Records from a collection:

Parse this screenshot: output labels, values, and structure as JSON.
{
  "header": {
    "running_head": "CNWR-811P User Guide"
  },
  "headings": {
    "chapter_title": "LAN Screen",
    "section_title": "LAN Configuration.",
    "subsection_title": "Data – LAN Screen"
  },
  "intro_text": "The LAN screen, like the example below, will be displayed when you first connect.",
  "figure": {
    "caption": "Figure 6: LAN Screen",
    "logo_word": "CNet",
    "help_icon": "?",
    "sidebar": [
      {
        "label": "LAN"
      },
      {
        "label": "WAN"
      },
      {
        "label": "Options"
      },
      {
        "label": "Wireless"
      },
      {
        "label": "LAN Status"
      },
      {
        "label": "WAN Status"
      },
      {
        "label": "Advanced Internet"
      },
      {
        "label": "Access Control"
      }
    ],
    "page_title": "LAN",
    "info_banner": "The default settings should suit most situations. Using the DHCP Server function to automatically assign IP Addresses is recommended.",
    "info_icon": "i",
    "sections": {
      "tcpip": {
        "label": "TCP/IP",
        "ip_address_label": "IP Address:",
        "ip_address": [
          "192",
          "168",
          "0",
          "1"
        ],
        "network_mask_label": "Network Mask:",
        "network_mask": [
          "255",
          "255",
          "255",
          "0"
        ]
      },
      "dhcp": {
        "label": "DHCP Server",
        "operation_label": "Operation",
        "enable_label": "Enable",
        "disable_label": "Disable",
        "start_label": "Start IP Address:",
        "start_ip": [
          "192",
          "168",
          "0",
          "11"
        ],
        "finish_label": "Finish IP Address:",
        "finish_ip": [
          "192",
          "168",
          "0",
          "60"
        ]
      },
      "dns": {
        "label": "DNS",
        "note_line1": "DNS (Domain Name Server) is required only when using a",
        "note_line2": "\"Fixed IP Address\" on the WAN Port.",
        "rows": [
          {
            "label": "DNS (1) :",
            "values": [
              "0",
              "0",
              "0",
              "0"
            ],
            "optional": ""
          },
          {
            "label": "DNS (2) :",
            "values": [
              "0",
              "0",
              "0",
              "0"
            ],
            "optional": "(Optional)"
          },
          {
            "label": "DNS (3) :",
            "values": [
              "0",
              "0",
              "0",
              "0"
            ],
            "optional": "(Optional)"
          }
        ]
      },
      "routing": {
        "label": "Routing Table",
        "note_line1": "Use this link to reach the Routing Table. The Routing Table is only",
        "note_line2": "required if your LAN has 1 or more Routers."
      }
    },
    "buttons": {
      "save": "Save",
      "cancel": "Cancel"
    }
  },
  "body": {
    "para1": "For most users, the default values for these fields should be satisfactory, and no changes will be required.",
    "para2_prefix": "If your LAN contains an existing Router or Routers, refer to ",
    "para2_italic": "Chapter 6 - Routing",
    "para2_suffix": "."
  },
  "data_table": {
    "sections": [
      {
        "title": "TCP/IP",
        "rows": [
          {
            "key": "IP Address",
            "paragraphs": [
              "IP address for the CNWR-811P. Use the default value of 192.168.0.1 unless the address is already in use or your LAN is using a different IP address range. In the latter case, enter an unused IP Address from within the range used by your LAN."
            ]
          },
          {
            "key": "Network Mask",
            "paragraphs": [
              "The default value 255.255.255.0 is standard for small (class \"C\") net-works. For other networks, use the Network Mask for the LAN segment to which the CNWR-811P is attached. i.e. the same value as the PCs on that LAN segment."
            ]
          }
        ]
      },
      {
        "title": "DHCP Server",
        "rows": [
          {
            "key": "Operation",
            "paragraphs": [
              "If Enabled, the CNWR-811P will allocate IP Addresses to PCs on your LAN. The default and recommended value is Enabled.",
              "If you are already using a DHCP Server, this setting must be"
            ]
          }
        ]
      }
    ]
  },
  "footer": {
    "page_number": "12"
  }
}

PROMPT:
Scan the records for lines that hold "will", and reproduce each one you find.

REPLY:
  "intro_text": "The LAN screen, like the example below, will be displayed when you first connect.",
    "para1": "For most users, the default values for these fields should be satisfactory, and no changes will be required.",
              "If Enabled, the CNWR-811P will allocate IP Addresses to PCs on your LAN. The default and recommended value is Enabled.",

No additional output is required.